Another major change is the Internet of Things (IoT), bringing an explosion of connected devices located everywhere and anywhere. Much of the digitization we anticipate to occur will be leveraging IoT. In fact, Gartner predicts that by 2020, there will be 63 million new devices online every second.
Clearly, agencies must rethink their network so it can function securely and efficiently in this new multi-cloud, mobile, device-heavy environment.
The Current Network
Today’s network has been simplified to Ethernet (access and core) and WIFI wireless connectivity. This simplification has lowered the overall cost of operating the network, but lacks in automation to assist in speed and agility, and intelligence for advanced policy and control. To address security, functions have been added on top of the network but not integrated into the network, and there is still on average a six-month discovery window for breaches on most networks.
Historically, the network connected people and devices located indoors in campuses, branches and remote buildings. With digitization and IoT, many more wireless devices are being connected both indoor (ex. Medical devices) as well as outdoor (ex. traffic lights).
Digitization brings two requirements to agencies which demand a new approach to the network; the ability to adjust and align to business needs in real time (ie. sense and adjust to needs), and explosive growth in devices which will be connected to the network (ie. IoT).
How can agencies adapt to mission/business needs, as well as to meet the scaling and security requirements of the new IoT paradigm?
The Intent-Based Network
To deliver a network for this digitization era, today’s networks require a dramatic change in architecture. To accomplish this, a network must:
- Leverage automation and policy to become simpler to operate,
- Be aware of the current state it is in and changes in this state,
- Be able to dynamically adapt to its changing environment and
- Integrate a security environment which can protect data and provide enhanced visibility.
To achieve these goals, an Intent-Based Networking System (IBNS) is the answer. Intent-based networking describes a network that has the intelligence and automation necessary to set and modify its configurations to meet the organization’s mission needs. Both Gartner and IDC recognize IBNS as an emerging strategy foundational for digitization. Classic software-defined networking (SDN) provides the automation required, but that’s only a piece of the IBNS solution.
IBNS is a closed-loop model where the intent of the business has the ability to modify the network to accommodate the needs that fulfill that business intent. The intent is translated and assessed through policy and analytics and acted upon. The action involves automated configurations of the physical and logical devices on the network. And finally, there is an assessment to assure the intended changes were made and the desired outcome was achieved.

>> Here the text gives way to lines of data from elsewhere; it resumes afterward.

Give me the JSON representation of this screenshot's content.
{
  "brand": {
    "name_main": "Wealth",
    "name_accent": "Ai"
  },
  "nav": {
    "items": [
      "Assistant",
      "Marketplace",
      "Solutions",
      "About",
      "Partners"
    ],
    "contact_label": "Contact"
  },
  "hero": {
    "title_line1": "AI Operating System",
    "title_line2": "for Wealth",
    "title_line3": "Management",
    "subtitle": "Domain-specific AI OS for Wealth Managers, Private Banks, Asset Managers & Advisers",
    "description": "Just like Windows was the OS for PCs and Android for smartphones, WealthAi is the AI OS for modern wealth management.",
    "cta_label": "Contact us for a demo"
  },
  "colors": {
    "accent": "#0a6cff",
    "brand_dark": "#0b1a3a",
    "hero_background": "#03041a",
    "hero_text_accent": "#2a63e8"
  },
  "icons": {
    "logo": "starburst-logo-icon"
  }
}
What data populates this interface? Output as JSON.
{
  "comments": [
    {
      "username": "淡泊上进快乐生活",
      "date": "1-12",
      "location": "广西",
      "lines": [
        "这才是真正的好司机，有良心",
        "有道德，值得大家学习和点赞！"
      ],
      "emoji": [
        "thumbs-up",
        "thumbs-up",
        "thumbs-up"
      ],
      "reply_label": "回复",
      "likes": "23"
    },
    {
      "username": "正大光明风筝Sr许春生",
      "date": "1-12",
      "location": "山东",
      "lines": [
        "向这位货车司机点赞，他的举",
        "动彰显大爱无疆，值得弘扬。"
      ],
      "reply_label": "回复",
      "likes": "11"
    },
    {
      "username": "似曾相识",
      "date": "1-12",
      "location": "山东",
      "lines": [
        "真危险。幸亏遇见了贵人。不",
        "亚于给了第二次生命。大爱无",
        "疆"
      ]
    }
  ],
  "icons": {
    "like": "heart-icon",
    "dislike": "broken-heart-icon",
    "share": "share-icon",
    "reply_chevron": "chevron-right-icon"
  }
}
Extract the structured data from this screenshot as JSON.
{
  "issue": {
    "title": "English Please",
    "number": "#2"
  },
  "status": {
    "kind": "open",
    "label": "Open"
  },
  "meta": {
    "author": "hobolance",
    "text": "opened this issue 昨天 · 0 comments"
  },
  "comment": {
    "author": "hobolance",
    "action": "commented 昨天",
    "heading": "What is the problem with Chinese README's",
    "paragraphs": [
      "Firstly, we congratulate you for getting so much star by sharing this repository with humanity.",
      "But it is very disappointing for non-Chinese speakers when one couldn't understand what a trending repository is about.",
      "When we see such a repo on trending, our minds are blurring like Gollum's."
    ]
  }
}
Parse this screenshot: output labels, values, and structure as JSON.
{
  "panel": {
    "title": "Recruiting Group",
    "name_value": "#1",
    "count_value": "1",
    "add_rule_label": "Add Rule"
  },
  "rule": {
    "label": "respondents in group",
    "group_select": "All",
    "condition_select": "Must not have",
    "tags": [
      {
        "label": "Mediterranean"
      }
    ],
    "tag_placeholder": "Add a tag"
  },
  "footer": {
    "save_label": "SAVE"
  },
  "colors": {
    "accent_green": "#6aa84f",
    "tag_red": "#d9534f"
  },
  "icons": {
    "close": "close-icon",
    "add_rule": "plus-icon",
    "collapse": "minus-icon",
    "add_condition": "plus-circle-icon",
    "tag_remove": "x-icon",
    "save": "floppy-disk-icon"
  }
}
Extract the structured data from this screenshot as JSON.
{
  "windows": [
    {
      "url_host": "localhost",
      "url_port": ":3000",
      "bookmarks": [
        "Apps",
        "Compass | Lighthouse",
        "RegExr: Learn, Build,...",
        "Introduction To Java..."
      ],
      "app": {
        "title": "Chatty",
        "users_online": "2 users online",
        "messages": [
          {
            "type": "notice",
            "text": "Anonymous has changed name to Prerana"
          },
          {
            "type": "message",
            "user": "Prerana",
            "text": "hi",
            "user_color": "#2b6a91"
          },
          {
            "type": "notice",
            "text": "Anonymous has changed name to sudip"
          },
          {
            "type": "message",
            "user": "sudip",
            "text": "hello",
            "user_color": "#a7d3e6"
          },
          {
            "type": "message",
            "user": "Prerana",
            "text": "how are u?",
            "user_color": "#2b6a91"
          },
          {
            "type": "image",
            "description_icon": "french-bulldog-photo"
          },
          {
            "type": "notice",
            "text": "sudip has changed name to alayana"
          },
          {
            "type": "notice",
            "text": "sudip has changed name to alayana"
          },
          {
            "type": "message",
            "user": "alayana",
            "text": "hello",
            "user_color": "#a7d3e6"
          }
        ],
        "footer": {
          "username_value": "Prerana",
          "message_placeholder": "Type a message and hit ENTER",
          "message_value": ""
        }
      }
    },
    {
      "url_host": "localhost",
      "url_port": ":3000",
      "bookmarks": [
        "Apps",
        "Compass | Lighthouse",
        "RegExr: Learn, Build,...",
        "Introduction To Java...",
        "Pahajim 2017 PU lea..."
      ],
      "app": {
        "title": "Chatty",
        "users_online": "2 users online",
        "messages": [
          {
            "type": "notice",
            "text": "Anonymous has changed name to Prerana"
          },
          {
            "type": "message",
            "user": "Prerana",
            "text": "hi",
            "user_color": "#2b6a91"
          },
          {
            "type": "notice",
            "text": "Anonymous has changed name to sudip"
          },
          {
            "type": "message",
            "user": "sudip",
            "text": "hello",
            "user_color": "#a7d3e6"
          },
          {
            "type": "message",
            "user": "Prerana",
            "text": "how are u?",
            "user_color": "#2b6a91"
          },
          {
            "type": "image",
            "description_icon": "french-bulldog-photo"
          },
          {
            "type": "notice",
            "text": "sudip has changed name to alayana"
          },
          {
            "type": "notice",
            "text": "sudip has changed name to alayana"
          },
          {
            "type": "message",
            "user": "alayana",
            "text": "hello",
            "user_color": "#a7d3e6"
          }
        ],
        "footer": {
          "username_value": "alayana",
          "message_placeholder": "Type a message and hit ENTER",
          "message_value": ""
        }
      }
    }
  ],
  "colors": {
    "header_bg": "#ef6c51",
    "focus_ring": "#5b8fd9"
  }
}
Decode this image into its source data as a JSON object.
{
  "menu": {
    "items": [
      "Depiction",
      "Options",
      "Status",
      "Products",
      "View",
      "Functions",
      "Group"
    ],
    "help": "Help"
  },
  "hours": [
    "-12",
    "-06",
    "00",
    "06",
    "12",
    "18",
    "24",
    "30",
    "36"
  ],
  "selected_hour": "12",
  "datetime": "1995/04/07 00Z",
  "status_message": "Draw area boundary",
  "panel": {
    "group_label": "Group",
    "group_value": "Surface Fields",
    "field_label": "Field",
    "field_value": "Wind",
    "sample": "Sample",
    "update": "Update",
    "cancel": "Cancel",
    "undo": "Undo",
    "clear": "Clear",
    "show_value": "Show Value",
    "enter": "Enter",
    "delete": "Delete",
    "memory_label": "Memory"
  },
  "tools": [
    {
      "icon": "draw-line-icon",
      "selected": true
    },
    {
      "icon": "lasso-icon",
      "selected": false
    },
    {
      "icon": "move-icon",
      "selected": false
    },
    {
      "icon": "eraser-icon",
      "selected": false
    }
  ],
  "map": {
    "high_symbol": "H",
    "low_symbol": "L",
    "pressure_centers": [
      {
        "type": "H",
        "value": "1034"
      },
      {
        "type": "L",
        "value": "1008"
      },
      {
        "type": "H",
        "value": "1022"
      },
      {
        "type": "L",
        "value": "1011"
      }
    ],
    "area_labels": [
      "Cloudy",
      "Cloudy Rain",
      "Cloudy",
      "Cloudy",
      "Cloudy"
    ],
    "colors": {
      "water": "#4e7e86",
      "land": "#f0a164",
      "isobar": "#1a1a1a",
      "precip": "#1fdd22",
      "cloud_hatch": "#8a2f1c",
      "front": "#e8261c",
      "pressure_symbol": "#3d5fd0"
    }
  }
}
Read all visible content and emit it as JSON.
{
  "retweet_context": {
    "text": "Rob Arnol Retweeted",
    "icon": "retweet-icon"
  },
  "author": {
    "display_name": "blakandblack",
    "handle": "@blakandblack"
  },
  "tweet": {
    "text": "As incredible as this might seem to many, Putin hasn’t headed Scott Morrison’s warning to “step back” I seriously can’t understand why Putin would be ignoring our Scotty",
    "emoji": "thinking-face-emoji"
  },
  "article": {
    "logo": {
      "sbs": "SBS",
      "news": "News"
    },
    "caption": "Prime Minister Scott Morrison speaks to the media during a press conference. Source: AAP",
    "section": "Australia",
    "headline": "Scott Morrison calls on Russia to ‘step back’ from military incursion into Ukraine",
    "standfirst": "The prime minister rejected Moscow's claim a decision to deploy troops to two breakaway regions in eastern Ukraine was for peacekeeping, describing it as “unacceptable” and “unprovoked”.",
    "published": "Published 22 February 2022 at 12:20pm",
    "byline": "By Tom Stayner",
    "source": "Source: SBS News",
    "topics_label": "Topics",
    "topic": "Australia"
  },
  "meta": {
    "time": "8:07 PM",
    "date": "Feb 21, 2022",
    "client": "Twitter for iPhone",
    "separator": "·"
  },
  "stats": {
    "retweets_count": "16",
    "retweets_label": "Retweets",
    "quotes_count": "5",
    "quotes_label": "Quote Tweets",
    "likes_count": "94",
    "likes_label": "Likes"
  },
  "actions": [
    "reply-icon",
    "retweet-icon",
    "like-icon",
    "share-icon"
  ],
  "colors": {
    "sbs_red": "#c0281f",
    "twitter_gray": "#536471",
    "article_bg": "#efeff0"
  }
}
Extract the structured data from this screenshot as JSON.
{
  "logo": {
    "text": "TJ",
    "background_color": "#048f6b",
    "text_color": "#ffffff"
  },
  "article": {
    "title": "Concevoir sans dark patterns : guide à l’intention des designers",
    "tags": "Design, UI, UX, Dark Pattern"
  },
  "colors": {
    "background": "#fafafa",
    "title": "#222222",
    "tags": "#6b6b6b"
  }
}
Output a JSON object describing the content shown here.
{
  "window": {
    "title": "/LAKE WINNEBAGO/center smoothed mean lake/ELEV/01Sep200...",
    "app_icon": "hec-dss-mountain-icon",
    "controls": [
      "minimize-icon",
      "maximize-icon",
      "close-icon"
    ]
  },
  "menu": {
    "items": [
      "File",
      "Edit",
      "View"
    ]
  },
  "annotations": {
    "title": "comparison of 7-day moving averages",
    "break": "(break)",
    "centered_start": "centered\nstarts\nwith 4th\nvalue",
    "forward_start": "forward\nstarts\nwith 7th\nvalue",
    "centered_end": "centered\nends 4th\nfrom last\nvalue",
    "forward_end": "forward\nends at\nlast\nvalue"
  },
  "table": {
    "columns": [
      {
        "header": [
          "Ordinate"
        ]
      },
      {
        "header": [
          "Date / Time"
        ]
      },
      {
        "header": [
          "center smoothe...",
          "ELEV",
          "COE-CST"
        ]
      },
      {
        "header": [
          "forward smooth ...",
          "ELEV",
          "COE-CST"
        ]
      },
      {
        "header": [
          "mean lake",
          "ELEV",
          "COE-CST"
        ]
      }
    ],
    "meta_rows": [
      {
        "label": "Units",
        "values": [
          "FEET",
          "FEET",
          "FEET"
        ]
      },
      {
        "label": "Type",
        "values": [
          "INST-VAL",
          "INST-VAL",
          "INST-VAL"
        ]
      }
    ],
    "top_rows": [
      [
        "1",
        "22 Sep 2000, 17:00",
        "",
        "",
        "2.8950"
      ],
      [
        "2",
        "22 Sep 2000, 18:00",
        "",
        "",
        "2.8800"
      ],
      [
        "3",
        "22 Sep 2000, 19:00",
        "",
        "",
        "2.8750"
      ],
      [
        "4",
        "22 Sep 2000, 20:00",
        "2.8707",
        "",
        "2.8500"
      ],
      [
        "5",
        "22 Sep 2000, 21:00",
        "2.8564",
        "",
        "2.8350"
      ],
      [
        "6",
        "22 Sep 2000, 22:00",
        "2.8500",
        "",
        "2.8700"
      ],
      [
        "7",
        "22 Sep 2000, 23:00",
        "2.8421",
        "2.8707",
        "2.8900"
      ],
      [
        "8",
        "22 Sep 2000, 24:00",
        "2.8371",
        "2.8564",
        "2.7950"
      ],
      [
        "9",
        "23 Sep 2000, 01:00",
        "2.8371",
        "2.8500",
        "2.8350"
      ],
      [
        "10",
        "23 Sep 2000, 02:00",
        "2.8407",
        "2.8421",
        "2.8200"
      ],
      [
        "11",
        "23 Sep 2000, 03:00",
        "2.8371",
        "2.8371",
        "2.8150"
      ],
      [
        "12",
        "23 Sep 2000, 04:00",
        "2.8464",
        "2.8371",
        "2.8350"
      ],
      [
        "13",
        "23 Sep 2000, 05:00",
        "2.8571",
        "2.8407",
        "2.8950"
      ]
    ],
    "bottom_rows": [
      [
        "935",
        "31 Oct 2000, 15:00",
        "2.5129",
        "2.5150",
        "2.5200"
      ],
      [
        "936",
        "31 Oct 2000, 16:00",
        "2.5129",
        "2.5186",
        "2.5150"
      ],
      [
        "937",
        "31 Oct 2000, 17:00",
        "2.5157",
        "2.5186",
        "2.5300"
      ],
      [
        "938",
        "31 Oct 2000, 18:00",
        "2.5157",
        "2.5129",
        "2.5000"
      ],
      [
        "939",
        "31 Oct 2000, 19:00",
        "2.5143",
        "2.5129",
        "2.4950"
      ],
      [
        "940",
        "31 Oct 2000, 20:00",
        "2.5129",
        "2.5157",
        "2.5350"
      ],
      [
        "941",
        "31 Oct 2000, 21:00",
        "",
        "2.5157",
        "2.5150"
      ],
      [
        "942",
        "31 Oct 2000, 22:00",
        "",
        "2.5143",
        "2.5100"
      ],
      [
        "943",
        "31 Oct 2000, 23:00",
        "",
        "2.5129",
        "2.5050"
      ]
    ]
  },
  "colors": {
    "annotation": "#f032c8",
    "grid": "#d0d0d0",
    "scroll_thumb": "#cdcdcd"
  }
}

This loop can be started by the process as we discussed above or it could be started dynamically by a change in state, such as a security breach. Here’s an image to help paint the intent-based networking system picture:
Intent-based networking is a new paradigm for networking. It may appear complicated at first, but it is the beginning of creating a self-adjusting, self-healing and learning network. An intent-based network can continuously align itself to required service levels, security needs and IT compliance. As such, IBNS makes managing, growing and securing the network much easier. This is a real game changer for agencies and should be considered when looking at IT Modernization.
Dan Kent is part of the GovLoop Featured Contributor program, where we feature articles by government voices from all across the country (and world!). To see more Featured Contributor posts, click here.